▼

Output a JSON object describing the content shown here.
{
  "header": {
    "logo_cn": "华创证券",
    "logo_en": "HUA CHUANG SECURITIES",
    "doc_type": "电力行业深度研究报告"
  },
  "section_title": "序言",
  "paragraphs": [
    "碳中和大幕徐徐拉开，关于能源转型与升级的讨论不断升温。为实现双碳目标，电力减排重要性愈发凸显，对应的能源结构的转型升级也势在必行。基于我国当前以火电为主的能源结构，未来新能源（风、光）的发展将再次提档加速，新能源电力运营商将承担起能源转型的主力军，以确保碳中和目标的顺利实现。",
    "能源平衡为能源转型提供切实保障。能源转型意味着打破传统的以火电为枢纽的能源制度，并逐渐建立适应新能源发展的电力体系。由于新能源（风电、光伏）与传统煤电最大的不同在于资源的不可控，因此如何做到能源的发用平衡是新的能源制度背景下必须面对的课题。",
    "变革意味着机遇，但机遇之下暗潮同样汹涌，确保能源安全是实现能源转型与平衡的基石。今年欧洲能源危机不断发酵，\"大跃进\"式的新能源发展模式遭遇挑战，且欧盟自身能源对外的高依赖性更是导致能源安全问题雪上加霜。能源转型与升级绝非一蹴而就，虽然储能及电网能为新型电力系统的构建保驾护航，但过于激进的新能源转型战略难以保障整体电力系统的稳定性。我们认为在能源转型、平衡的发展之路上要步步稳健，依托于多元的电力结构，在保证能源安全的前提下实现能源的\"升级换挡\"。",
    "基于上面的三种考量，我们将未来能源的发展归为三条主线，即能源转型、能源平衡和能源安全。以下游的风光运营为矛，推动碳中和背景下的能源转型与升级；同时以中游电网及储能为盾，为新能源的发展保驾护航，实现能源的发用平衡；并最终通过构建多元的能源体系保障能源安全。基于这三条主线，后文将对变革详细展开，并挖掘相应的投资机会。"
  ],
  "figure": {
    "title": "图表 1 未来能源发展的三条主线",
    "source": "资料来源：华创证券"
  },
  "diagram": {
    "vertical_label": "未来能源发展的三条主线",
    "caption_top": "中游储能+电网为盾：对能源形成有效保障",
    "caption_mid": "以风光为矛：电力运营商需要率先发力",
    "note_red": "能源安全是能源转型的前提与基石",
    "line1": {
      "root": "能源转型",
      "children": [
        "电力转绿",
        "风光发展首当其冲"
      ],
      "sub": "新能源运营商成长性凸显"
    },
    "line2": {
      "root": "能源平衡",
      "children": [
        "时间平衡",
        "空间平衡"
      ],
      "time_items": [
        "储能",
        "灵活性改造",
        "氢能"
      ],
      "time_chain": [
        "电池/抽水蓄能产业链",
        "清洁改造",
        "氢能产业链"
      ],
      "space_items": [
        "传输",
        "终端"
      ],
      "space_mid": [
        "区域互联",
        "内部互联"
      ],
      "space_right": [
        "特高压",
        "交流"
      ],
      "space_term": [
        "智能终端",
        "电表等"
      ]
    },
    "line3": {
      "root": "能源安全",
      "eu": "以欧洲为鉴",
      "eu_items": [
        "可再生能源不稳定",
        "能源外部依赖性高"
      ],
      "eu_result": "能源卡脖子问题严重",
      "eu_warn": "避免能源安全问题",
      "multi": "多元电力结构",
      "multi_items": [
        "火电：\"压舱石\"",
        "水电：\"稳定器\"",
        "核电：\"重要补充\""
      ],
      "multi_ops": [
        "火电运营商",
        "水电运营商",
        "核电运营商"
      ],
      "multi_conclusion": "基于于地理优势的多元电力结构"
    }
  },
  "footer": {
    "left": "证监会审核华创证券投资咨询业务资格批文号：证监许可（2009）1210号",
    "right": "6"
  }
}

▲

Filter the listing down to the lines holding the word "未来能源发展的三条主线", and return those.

    "title": "图表 1 未来能源发展的三条主线",
    "vertical_label": "未来能源发展的三条主线",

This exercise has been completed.